Hawaii’s iconic Waikiki Beach could soon be underwater as rising sea levels caused by climate change overtake its white sand beaches and bustling city streets.
New science suggests Greenland may be approaching a dangerous tipping point, with implications for global sea-level rise.
Satellite images released this week reveal that the entirety of East Island was basically wiped out by powerful storm surges in the wake of Hurricane Walaka, one of the most intense Pacific hurricanes on record.
In the wake of the latest tsunami to hit the Indonesian coast, research shows how even slight sea-level rises linked to climate change could significantly increase the devastating effects of tidal waves.
A new research suggests a 2ºC (3.6ºF) rise in global temperatures could melt more than a million square kilometers (386,000 square miles) of ice if the temperatures are sustained long enough.

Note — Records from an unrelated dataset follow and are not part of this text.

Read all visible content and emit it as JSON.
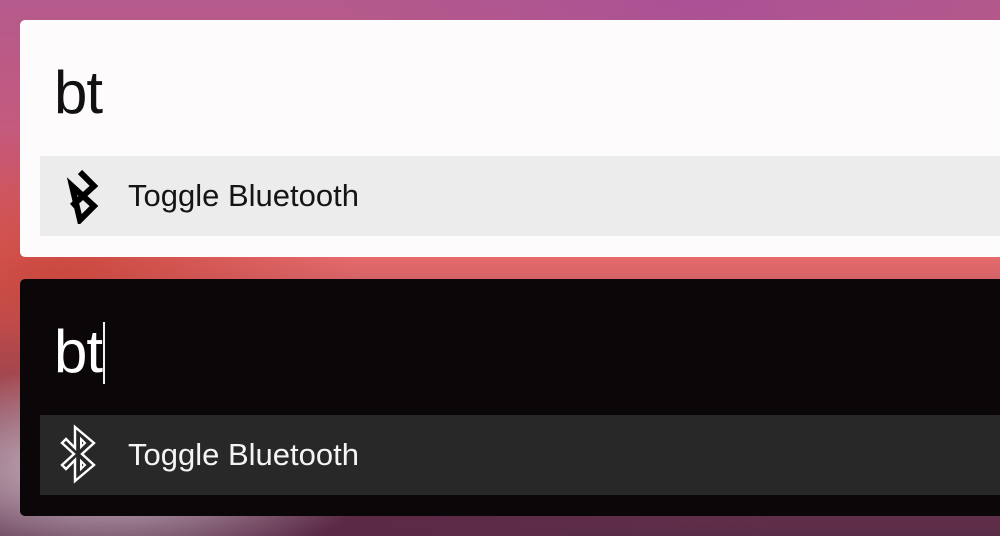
{
  "light_panel": {
    "query": "bt",
    "result": {
      "icon": "bluetooth-icon",
      "label": "Toggle Bluetooth"
    }
  },
  "dark_panel": {
    "query": "bt",
    "result": {
      "icon": "bluetooth-outline-icon",
      "label": "Toggle Bluetooth"
    }
  },
  "colors": {
    "light_panel_bg": "#fefbfc",
    "light_result_bg": "#ececec",
    "dark_panel_bg": "#0b0607",
    "dark_result_bg": "#282828"
  }
}
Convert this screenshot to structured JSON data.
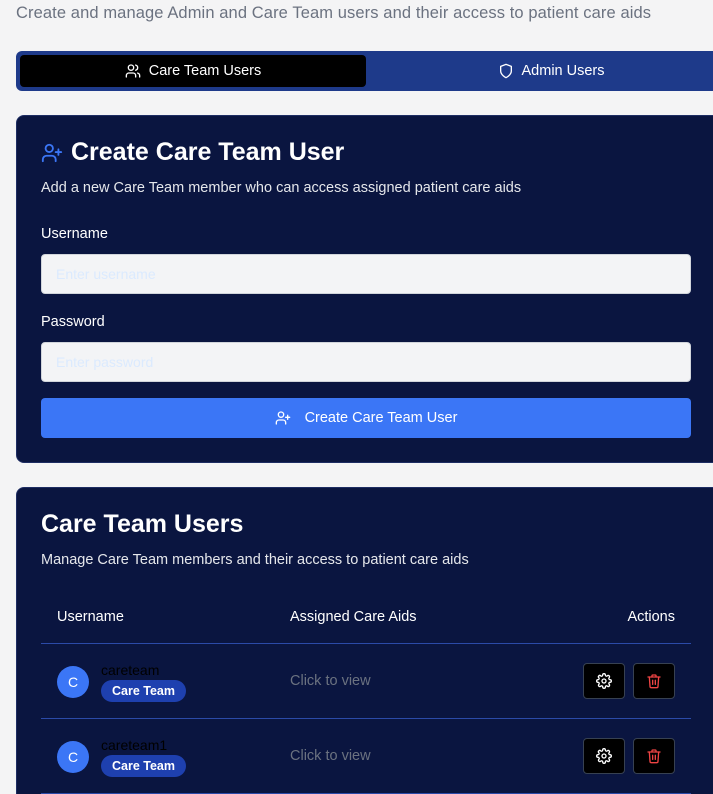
{
  "header": {
    "subtitle": "Create and manage Admin and Care Team users and their access to patient care aids"
  },
  "tabs": [
    {
      "label": "Care Team Users",
      "icon": "users-icon",
      "active": true
    },
    {
      "label": "Admin Users",
      "icon": "shield-icon",
      "active": false
    }
  ],
  "create_form": {
    "title": "Create Care Team User",
    "title_icon": "user-plus-icon",
    "description": "Add a new Care Team member who can access assigned patient care aids",
    "username_label": "Username",
    "username_placeholder": "Enter username",
    "password_label": "Password",
    "password_placeholder": "Enter password",
    "submit_label": "Create Care Team User",
    "submit_icon": "user-plus-icon"
  },
  "users_table": {
    "title": "Care Team Users",
    "description": "Manage Care Team members and their access to patient care aids",
    "columns": [
      "Username",
      "Assigned Care Aids",
      "Actions"
    ],
    "rows": [
      {
        "initial": "C",
        "username": "careteam",
        "role": "Care Team",
        "aids": "Click to view"
      },
      {
        "initial": "C",
        "username": "careteam1",
        "role": "Care Team",
        "aids": "Click to view"
      }
    ]
  },
  "colors": {
    "page_bg": "#f4f4f5",
    "card_bg": "#0a1540",
    "tab_bar": "#1e3a8a",
    "accent": "#3b76f6",
    "badge": "#1e40af",
    "danger": "#ef4444"
  }
}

Arctic sea ice isn't just threatened by the melting of ice around its edges, a new study has found: Warmer water that originated hundreds of miles away has penetrated deep into the interior of the Arctic.
A study found flooding from rising sea levels could cost $14 trillion worldwide annually by 2100, if the target of holding global temperatures below 2ºC above pre-industrial levels is missed.
Mass losses of the Antarctica have increased global sea level by 7.6 mm since 1992, with 40% of this rise coming in the last five years alone. In West Antarctica, mass losses today amount to about 160 billion tons per year.
These thousands of tiny islands scattered throughout the Pacific, which are home to more than 50,000 people, are at severe risk due to sea level rise and, as a new study details, wave-driven flooding.
The Dark Zone is a stripe of fast-melting ice towards the south-west of the ice sheet. This speedy melting is actually bad news for the planet, especially the areas bound to be affected by a sea level rise.
So far, the Antarctic was seen as relatively stable. But a new study suggests that climate change is affecting the polar region on a much larger scale than previously believed.
Remains of the famous civilization on Easter Island, or Rapa Nui, are at risk of disappearing as climate change leads to coastal erosion.